Two weeks ago I added the Grocery Gadgets app to my iPhone. Being compulsive, I also added it to my iPad. It lets me build a shopping list from a database of my favorite items. As I walk through the store, I check the items off as I pull them from the shelves. Being doubly compulsive, I created a group that lets my wife and I add items to the list from our computers or mobile devices.
While I am really enamored with this new system, Heather is less convinced. Isn't this just a high tech version of what used to be on the back of an envelope? Maybe. But, wait. I can link the list to a particular store. As I walk through the store, the app remembers the order in which I selected the items on the list. The next time I go to that store, bang, the items come up as I walk up to them!
The app has become my store. No more dawdling over end-caps. No more serendipitous discoveries as I notice an attractive display of something I've never seen before. Instead, I discover new products because the app offers me a coupon for a new product.
This is only the beginning. An app like myShopanion lets me check what my friends have to say about something I'd like to try...while I am still in the store. I can easily imagine a future version of GroceryGadget that suggest products to me the way Amazon does or even cycles items to the top of my searches like Google.

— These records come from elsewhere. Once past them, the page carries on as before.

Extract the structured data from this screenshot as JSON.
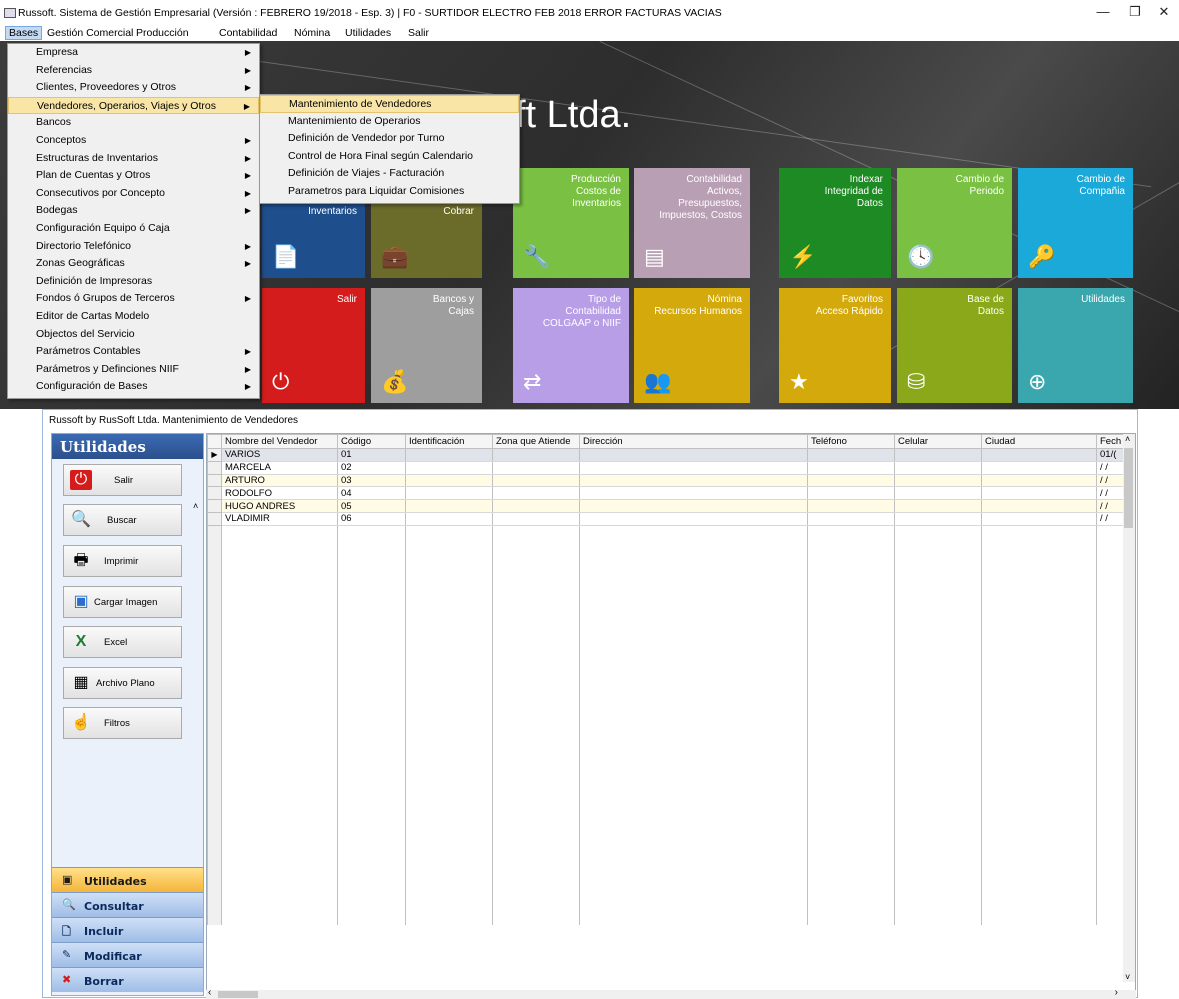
{
  "window": {
    "title": "Russoft. Sistema de Gestión Empresarial (Versión : FEBRERO 19/2018 - Esp. 3) | F0 - SURTIDOR ELECTRO FEB 2018 ERROR FACTURAS VACIAS",
    "minimize": "—",
    "maximize": "❐",
    "close": "✕"
  },
  "menubar": [
    "Bases",
    "Gestión Comercial",
    "Producción",
    "Contabilidad",
    "Nómina",
    "Utilidades",
    "Salir"
  ],
  "brand": "ft Ltda.",
  "bases_menu": [
    {
      "label": "Empresa",
      "sub": true
    },
    {
      "label": "Referencias",
      "sub": true
    },
    {
      "label": "Clientes, Proveedores y Otros",
      "sub": true
    },
    {
      "label": "Vendedores, Operarios, Viajes y Otros",
      "sub": true
    },
    {
      "label": "Bancos",
      "sub": false
    },
    {
      "label": "Conceptos",
      "sub": true
    },
    {
      "label": "Estructuras de Inventarios",
      "sub": true
    },
    {
      "label": "Plan de Cuentas y Otros",
      "sub": true
    },
    {
      "label": "Consecutivos por Concepto",
      "sub": true
    },
    {
      "label": "Bodegas",
      "sub": true
    },
    {
      "label": "Configuración  Equipo ó Caja",
      "sub": false
    },
    {
      "label": "Directorio Telefónico",
      "sub": true
    },
    {
      "label": "Zonas Geográficas",
      "sub": true
    },
    {
      "label": "Definición de Impresoras",
      "sub": false
    },
    {
      "label": "Fondos ó Grupos de Terceros",
      "sub": true
    },
    {
      "label": "Editor de Cartas Modelo",
      "sub": false
    },
    {
      "label": "Objectos del Servicio",
      "sub": false
    },
    {
      "label": "Parámetros Contables",
      "sub": true
    },
    {
      "label": "Parámetros y Definciones NIIF",
      "sub": true
    },
    {
      "label": "Configuración de Bases",
      "sub": true
    }
  ],
  "sub_menu": [
    "Mantenimiento de Vendedores",
    "Mantenimiento de Operarios",
    "Definición de Vendedor por Turno",
    "Control de Hora Final según Calendario",
    "Definición de Viajes - Facturación",
    "Parametros para Liquidar Comisiones"
  ],
  "tiles": [
    {
      "label": "Inventarios",
      "color": "#1f4e8c",
      "icon": "document-icon"
    },
    {
      "label": "Cobrar",
      "color": "#6b6b2a",
      "icon": "briefcase-icon"
    },
    {
      "label": "Producción\nCostos de\nInventarios",
      "color": "#7ac143",
      "icon": "tools-icon"
    },
    {
      "label": "Contabilidad\nActivos,\nPresupuestos,\nImpuestos, Costos",
      "color": "#b99fb4",
      "icon": "ledger-icon"
    },
    {
      "label": "Indexar\nIntegridad de\nDatos",
      "color": "#1e8a23",
      "icon": "lightning-icon"
    },
    {
      "label": "Cambio de\nPeriodo",
      "color": "#7ac143",
      "icon": "clock-icon"
    },
    {
      "label": "Cambio de\nCompañia",
      "color": "#1aa9d9",
      "icon": "keys-icon"
    },
    {
      "label": "Salir",
      "color": "#d41c1c",
      "icon": "power-icon"
    },
    {
      "label": "Bancos y\nCajas",
      "color": "#9e9e9e",
      "icon": "money-bag-icon"
    },
    {
      "label": "Tipo de\nContabilidad\nCOLGAAP o NIIF",
      "color": "#b79ee6",
      "icon": "exchange-icon"
    },
    {
      "label": "Nómina\nRecursos Humanos",
      "color": "#d4a90c",
      "icon": "people-icon"
    },
    {
      "label": "Favoritos\nAcceso Rápido",
      "color": "#d4a90c",
      "icon": "star-icon"
    },
    {
      "label": "Base de\nDatos",
      "color": "#8aa81a",
      "icon": "database-icon"
    },
    {
      "label": "Utilidades",
      "color": "#3aa6ae",
      "icon": "lifebuoy-icon"
    }
  ],
  "child": {
    "title": "Russoft by RusSoft Ltda. Mantenimiento de Vendedores",
    "panel_title": "Utilidades",
    "buttons": [
      "Salir",
      "Buscar",
      "Imprimir",
      "Cargar Imagen",
      "Excel",
      "Archivo Plano",
      "Filtros"
    ],
    "nav": [
      "Utilidades",
      "Consultar",
      "Incluir",
      "Modificar",
      "Borrar"
    ]
  },
  "table": {
    "columns": [
      "Nombre del Vendedor",
      "Código",
      "Identificación",
      "Zona que Atiende",
      "Dirección",
      "Teléfono",
      "Celular",
      "Ciudad",
      "Fech"
    ],
    "rows": [
      [
        "VARIOS",
        "01",
        "",
        "",
        "",
        "",
        "",
        "",
        "01/("
      ],
      [
        "MARCELA",
        "02",
        "",
        "",
        "",
        "",
        "",
        "",
        "/ /"
      ],
      [
        "ARTURO",
        "03",
        "",
        "",
        "",
        "",
        "",
        "",
        "/ /"
      ],
      [
        "RODOLFO",
        "04",
        "",
        "",
        "",
        "",
        "",
        "",
        "/ /"
      ],
      [
        "HUGO ANDRES",
        "05",
        "",
        "",
        "",
        "",
        "",
        "",
        "/ /"
      ],
      [
        "VLADIMIR",
        "06",
        "",
        "",
        "",
        "",
        "",
        "",
        "/ /"
      ]
    ],
    "current_row_marker": "▶"
  }
}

What's really interesting about all of this is that apps like these perform the amazing feat of taking the physical store out of the shopper interaction. The customer becomes their customer, and the store becomes just the middleman. For brands, this could be huge: a direct channel to customers without the hassle of dealing with a gazillion different in-store configurations.